This article explores an opportunity for mutual learning between the fields of human rights law and economic analysis. Specifically it considers how economic techniques might be used to appraise public expenditure in line with international obligations arising from the International Covenant on Economic, Social and Cultural Rights 1966 (ICESCR). Our argument is that such tools do have the potential to contribute to this aim, but that embedding them within government budget processes through “human rights mainstreaming” may prove problematic in practice. We therefore suggest, as part of a broader strategy which includes judicial enforcement, that mainstreaming initiatives and budget analysis can be useful as complementary tools for the full realisation of all human rights.

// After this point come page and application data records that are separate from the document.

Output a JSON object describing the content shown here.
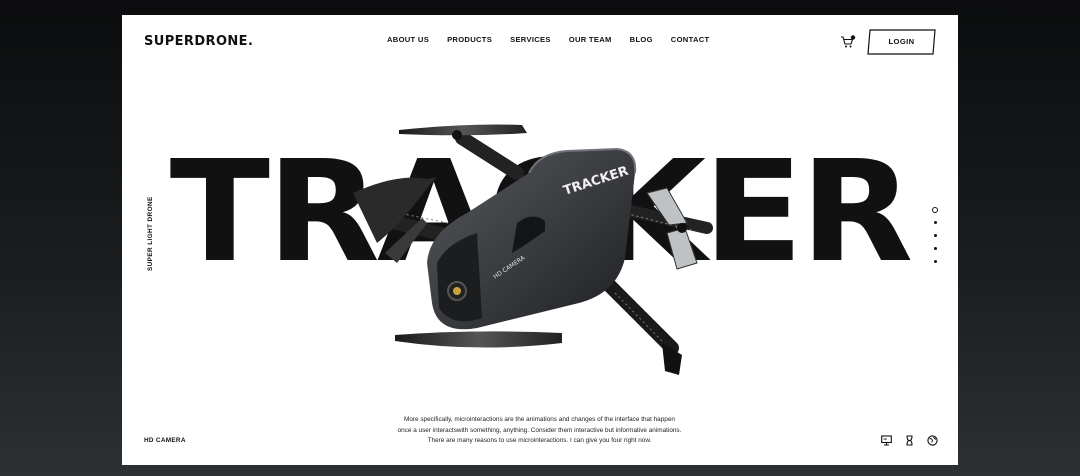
{
  "brand": {
    "logo": "SUPERDRONE."
  },
  "nav": {
    "items": [
      {
        "label": "ABOUT US"
      },
      {
        "label": "PRODUCTS"
      },
      {
        "label": "SERVICES"
      },
      {
        "label": "OUR TEAM"
      },
      {
        "label": "BLOG"
      },
      {
        "label": "CONTACT"
      }
    ]
  },
  "header": {
    "login_label": "LOGIN",
    "cart_icon": "cart-icon"
  },
  "hero": {
    "word": "TRACKER",
    "side_label": "SUPER LIGHT DRONE",
    "drone_text": {
      "model": "TRACKER",
      "camera": "HD CAMERA"
    },
    "slides_total": 5,
    "slide_active": 1
  },
  "footer": {
    "feature_label": "HD CAMERA",
    "description": [
      "More specifically, microinteractions are the animations and changes of the interface that happen",
      "once a user interactswith something, anything. Consider them interactive but informative animations.",
      "There are many reasons to use microinteractions. I can give you four right now."
    ],
    "icons": [
      "monitor-icon",
      "hourglass-icon",
      "globe-icon"
    ]
  },
  "colors": {
    "text": "#111111",
    "page": "#ffffff",
    "backdrop": "#1a1d1f",
    "drone_body": "#3a3c40"
  }
}
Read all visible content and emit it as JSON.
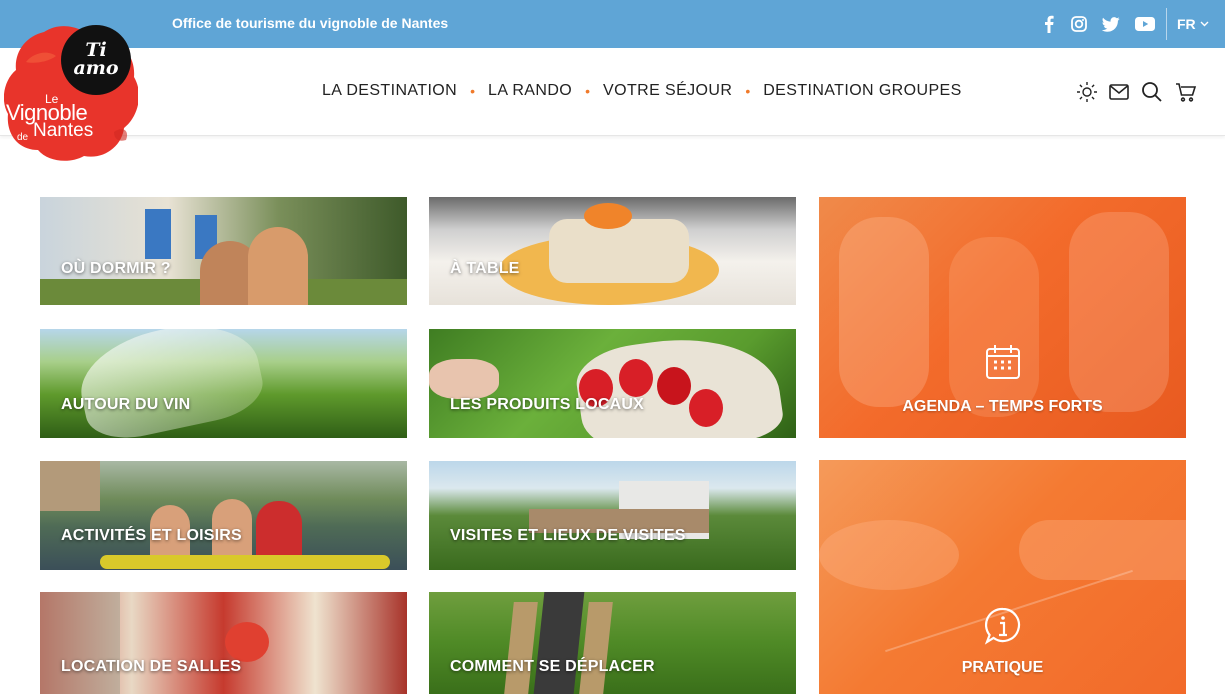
{
  "topbar": {
    "title": "Office de tourisme du vignoble de Nantes",
    "social": [
      "facebook-icon",
      "instagram-icon",
      "twitter-icon",
      "youtube-icon"
    ],
    "lang": "FR"
  },
  "logo": {
    "line1": "Ti",
    "line2": "amo",
    "le": "Le",
    "vignoble": "Vignoble",
    "de": "de",
    "nantes": "Nantes"
  },
  "nav": {
    "items": [
      "LA DESTINATION",
      "LA RANDO",
      "VOTRE SÉJOUR",
      "DESTINATION GROUPES"
    ],
    "separator": "•"
  },
  "header_icons": [
    "sun-icon",
    "mail-icon",
    "search-icon",
    "cart-icon"
  ],
  "tiles": [
    {
      "label": "OÙ DORMIR ?"
    },
    {
      "label": "À TABLE"
    },
    {
      "label": "AUTOUR DU VIN"
    },
    {
      "label": "LES PRODUITS LOCAUX"
    },
    {
      "label": "ACTIVITÉS ET LOISIRS"
    },
    {
      "label": "VISITES ET LIEUX DE VISITES"
    },
    {
      "label": "LOCATION DE SALLES"
    },
    {
      "label": "COMMENT SE DÉPLACER"
    }
  ],
  "big_tiles": [
    {
      "label": "AGENDA – TEMPS FORTS",
      "icon": "calendar-icon"
    },
    {
      "label": "PRATIQUE",
      "icon": "info-icon"
    }
  ],
  "colors": {
    "topbar": "#5fa5d6",
    "accent_orange": "#f26a2a",
    "logo_red": "#e8342b",
    "text_dark": "#222222"
  }
}
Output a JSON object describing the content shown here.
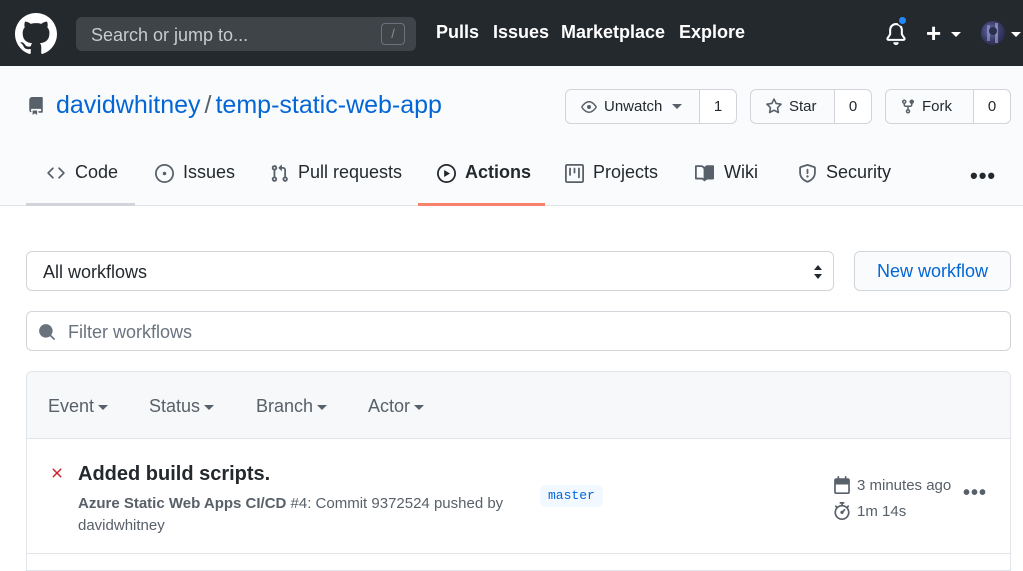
{
  "header": {
    "search_placeholder": "Search or jump to...",
    "search_shortcut": "/",
    "nav": [
      "Pulls",
      "Issues",
      "Marketplace",
      "Explore"
    ],
    "plus": "+"
  },
  "repo": {
    "owner": "davidwhitney",
    "separator": "/",
    "name": "temp-static-web-app",
    "watch_label": "Unwatch",
    "watch_count": "1",
    "star_label": "Star",
    "star_count": "0",
    "fork_label": "Fork",
    "fork_count": "0"
  },
  "tabs": [
    {
      "label": "Code",
      "icon": "code-icon"
    },
    {
      "label": "Issues",
      "icon": "issue-icon"
    },
    {
      "label": "Pull requests",
      "icon": "pull-request-icon"
    },
    {
      "label": "Actions",
      "icon": "play-icon",
      "selected": true
    },
    {
      "label": "Projects",
      "icon": "project-icon"
    },
    {
      "label": "Wiki",
      "icon": "book-icon"
    },
    {
      "label": "Security",
      "icon": "shield-icon"
    }
  ],
  "more": "•••",
  "workflows": {
    "select_value": "All workflows",
    "new_workflow": "New workflow",
    "filter_placeholder": "Filter workflows",
    "filters": [
      "Event",
      "Status",
      "Branch",
      "Actor"
    ]
  },
  "runs": [
    {
      "status": "failure",
      "title": "Added build scripts.",
      "workflow": "Azure Static Web Apps CI/CD",
      "detail": "#4: Commit 9372524 pushed by",
      "author": "davidwhitney",
      "branch": "master",
      "time_ago": "3 minutes ago",
      "duration": "1m 14s",
      "menu": "•••"
    }
  ],
  "colors": {
    "header_bg": "#24292e",
    "link": "#0366d6",
    "selected_tab": "#f9826c",
    "failure": "#cb2431",
    "notification": "#2188ff"
  }
}
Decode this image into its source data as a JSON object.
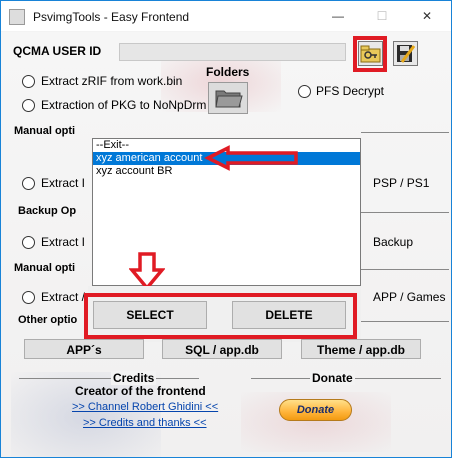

|Journal||European Human Rights Law Review|
|Publication status||Published - 15 Apr 2010|